TASK REQUIREMENTS ->
In your reply, write out each entry exactly as given.

TASK INPUT ->
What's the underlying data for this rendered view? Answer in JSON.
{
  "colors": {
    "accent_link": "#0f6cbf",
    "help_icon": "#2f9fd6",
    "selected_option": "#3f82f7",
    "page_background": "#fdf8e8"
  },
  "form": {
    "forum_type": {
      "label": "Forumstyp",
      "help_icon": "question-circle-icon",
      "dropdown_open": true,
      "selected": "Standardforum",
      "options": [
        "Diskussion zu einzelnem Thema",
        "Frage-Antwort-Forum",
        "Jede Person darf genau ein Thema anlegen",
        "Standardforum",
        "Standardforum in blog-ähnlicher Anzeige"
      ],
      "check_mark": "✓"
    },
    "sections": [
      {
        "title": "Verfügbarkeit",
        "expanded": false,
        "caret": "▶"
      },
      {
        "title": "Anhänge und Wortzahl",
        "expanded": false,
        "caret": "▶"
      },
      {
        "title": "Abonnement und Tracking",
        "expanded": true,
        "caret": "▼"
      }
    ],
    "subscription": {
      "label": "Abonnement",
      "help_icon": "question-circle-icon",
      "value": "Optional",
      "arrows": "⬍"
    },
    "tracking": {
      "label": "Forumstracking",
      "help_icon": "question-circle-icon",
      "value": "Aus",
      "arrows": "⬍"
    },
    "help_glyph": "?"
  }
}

RESULT OF THE TASK ->
What's the underlying data for this rendered view? Answer in JSON.
{
  "colors": {
    "accent_link": "#0f6cbf",
    "help_icon": "#2f9fd6",
    "selected_option": "#3f82f7",
    "page_background": "#fdf8e8"
  },
  "form": {
    "forum_type": {
      "label": "Forumstyp",
      "help_icon": "question-circle-icon",
      "dropdown_open": true,
      "selected": "Standardforum",
      "options": [
        "Diskussion zu einzelnem Thema",
        "Frage-Antwort-Forum",
        "Jede Person darf genau ein Thema anlegen",
        "Standardforum",
        "Standardforum in blog-ähnlicher Anzeige"
      ],
      "check_mark": "✓"
    },
    "sections": [
      {
        "title": "Verfügbarkeit",
        "expanded": false,
        "caret": "▶"
      },
      {
        "title": "Anhänge und Wortzahl",
        "expanded": false,
        "caret": "▶"
      },
      {
        "title": "Abonnement und Tracking",
        "expanded": true,
        "caret": "▼"
      }
    ],
    "subscription": {
      "label": "Abonnement",
      "help_icon": "question-circle-icon",
      "value": "Optional",
      "arrows": "⬍"
    },
    "tracking": {
      "label": "Forumstracking",
      "help_icon": "question-circle-icon",
      "value": "Aus",
      "arrows": "⬍"
    },
    "help_glyph": "?"
  }
}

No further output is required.